Because the bold are actually extremely great villains, but I'd give the edge to Bane.
Connors....imo, he was just a 'eh' villain at best.
Well apparently a lot of people are kidding themselves, huh?
I say flashbacks mostly because I want Electro to have powers from the start, but if Peter can find out himself, it would still call for flashbacks to show the viewer, lol.
The thing about Electro that they have touched on in various incarnations is that he's pretty insecure. That right there is a good jump off point.
It's all about opinion and if in your opinion Bane is one of the all time villians that fine but I'd wager on any poll or if you asked a group of people to name the all time cinematic villians Bane would be no where near that list.
I like TDKR a lot, I'm one of the few people that likes TDKR to TDK but Bane is no where near my all time favorite movie villian list.

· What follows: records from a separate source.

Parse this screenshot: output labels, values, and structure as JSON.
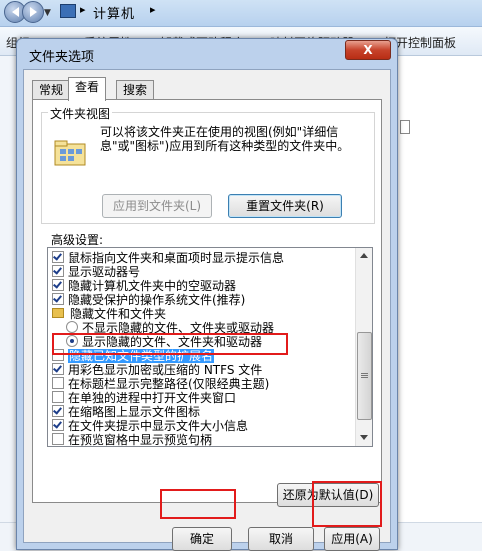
{
  "explorer": {
    "address": "计算机",
    "toolbar": [
      "组织 ▾",
      "系统属性",
      "卸载或更改程序",
      "映射网络驱动器",
      "打开控制面板"
    ]
  },
  "dialog": {
    "title": "文件夹选项",
    "close_label": "X",
    "tabs": [
      "常规",
      "查看",
      "搜索"
    ],
    "active_tab": "查看",
    "folder_views": {
      "title": "文件夹视图",
      "description": "可以将该文件夹正在使用的视图(例如\"详细信息\"或\"图标\")应用到所有这种类型的文件夹中。",
      "apply_button": "应用到文件夹(L)",
      "reset_button": "重置文件夹(R)"
    },
    "advanced": {
      "label": "高级设置:",
      "items": [
        {
          "type": "checkbox",
          "checked": true,
          "label": "鼠标指向文件夹和桌面项时显示提示信息"
        },
        {
          "type": "checkbox",
          "checked": true,
          "label": "显示驱动器号"
        },
        {
          "type": "checkbox",
          "checked": true,
          "label": "隐藏计算机文件夹中的空驱动器"
        },
        {
          "type": "checkbox",
          "checked": true,
          "label": "隐藏受保护的操作系统文件(推荐)"
        },
        {
          "type": "folder",
          "label": "隐藏文件和文件夹"
        },
        {
          "type": "radio",
          "checked": false,
          "label": "不显示隐藏的文件、文件夹或驱动器"
        },
        {
          "type": "radio",
          "checked": true,
          "label": "显示隐藏的文件、文件夹和驱动器"
        },
        {
          "type": "checkbox",
          "checked": false,
          "selected": true,
          "label": "隐藏已知文件类型的扩展名"
        },
        {
          "type": "checkbox",
          "checked": true,
          "label": "用彩色显示加密或压缩的 NTFS 文件"
        },
        {
          "type": "checkbox",
          "checked": false,
          "label": "在标题栏显示完整路径(仅限经典主题)"
        },
        {
          "type": "checkbox",
          "checked": false,
          "label": "在单独的进程中打开文件夹窗口"
        },
        {
          "type": "checkbox",
          "checked": true,
          "label": "在缩略图上显示文件图标"
        },
        {
          "type": "checkbox",
          "checked": true,
          "label": "在文件夹提示中显示文件大小信息"
        },
        {
          "type": "checkbox",
          "checked": false,
          "label": "在预览窗格中显示预览句柄"
        }
      ]
    },
    "restore_button": "还原为默认值(D)",
    "ok_button": "确定",
    "cancel_button": "取消",
    "apply_button": "应用(A)"
  },
  "colors": {
    "highlight": "#e21b1b",
    "selection": "#3399ff"
  }
}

That would IMO be completely unnecessary in this case. That would take away some of the creepy, mysterious feel about the whole secret experiment. Let's say Peter finds documents and stuff and reads them. He wouldn't be able to know what it all looked like. Therefore it wouldn't make any sense to show it in a flashback, because the whole thing is from Peter's point of view.

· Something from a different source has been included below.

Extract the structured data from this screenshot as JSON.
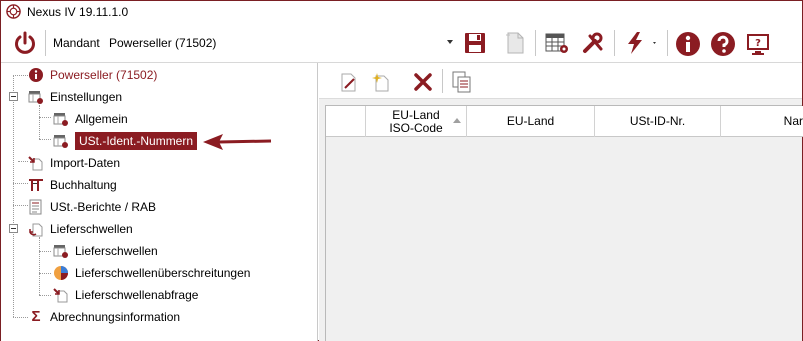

However, if it was played out more like Norman actually explaining to Peter what happened, then a flashback would make more sense. Though even then, I think it would give a much more dramatical effect to just have his words.
But THAT'S the thing...I doubt Joker would be on that list as well if we asked a group of people to name their all-time cinematic villains. If even Ledger won an award for it, that doesn't entail that he'd be on a list of most memorable villains.

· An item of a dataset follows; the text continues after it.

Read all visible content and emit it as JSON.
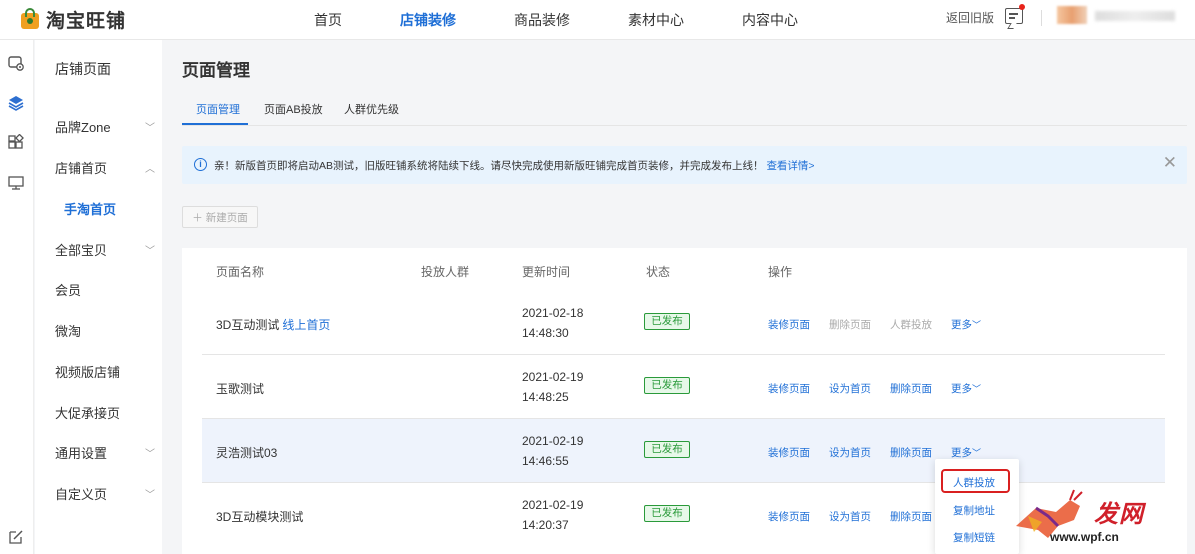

I mean, guys like Hardy's Bane, Molina's Doc Ock...they seem so underrated now because of Ledger's Joker.
But much like Flint Marko recalling how he killed Uncle Ben, I think while reading documents or whatever to explain the process, we could definitely see how it was when Dillon received those abilities. Both ways, reading a document or Norman explaining it, would definitely make sense, imo.
Good Lord dude, are you ever NOT arguing about the Nolan films?
This is the Spider-man section. You wanna talk Batman, go to the batman forum.
Love how people are so uptight.
It'd only be considered 'uptight' if this was an isolated incident.
It's obnoxious coming to this forum and see you constantly bickering with people, with more times than not it being something about the Nolan films. Please stop further derailing conversations in the future into arguments about the Nolan films. I'm sincerely asking here.
It's fine if you're asking, but I only bring up Nolan's trilogy when it only flows into topic. As you can see, I brought up Bane after someone mentioning memorable villains and I said Bane is underrated. That's like saying keep any opinions I have away if it had to deal with anything Nolan related or Batman related. And that's ridiculous to ask.